____ Extracted data

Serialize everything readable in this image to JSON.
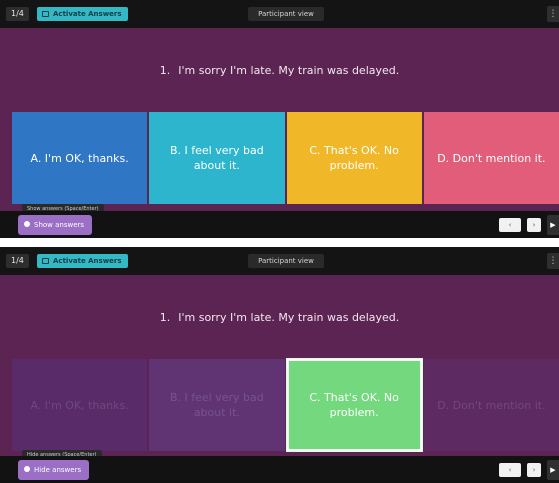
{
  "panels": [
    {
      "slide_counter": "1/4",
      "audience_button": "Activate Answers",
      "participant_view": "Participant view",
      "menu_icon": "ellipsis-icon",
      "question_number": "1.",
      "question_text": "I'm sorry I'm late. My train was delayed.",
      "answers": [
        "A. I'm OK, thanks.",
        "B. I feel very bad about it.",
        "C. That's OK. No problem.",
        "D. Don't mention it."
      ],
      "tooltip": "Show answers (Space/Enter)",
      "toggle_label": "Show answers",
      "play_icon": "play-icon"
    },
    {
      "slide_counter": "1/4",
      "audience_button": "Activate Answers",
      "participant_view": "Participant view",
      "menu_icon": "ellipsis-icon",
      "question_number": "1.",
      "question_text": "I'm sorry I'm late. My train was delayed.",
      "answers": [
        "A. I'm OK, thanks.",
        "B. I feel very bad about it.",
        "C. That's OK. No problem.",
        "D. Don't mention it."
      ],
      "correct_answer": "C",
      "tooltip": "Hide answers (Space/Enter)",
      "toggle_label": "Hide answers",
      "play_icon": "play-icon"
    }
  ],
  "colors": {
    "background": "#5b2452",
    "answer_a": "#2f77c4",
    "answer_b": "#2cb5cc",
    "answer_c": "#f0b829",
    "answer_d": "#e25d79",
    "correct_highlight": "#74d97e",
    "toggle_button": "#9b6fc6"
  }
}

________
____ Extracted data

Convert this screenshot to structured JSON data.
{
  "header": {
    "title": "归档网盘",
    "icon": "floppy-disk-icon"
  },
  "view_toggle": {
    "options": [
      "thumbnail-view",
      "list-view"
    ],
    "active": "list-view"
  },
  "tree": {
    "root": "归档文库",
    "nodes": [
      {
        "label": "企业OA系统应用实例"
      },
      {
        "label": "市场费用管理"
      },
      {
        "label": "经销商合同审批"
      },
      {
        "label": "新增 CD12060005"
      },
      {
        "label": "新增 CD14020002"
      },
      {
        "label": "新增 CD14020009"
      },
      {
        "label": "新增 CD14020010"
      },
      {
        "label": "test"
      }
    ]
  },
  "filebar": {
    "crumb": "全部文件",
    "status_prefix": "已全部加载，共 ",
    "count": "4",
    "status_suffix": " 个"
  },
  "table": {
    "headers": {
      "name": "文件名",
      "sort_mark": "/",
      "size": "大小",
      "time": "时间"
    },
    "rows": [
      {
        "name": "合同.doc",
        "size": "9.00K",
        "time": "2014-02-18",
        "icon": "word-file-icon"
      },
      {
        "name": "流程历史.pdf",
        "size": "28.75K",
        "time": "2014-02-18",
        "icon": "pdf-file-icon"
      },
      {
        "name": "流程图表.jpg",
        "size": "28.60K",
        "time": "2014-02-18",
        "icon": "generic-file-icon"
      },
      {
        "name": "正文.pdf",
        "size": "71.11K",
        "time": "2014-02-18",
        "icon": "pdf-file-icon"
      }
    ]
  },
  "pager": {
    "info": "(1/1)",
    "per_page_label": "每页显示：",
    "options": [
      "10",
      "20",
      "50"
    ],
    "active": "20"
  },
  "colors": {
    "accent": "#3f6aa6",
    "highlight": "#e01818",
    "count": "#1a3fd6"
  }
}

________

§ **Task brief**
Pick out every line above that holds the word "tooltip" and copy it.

§ **Final answer**
      "tooltip": "Show answers (Space/Enter)",
      "tooltip": "Hide answers (Space/Enter)",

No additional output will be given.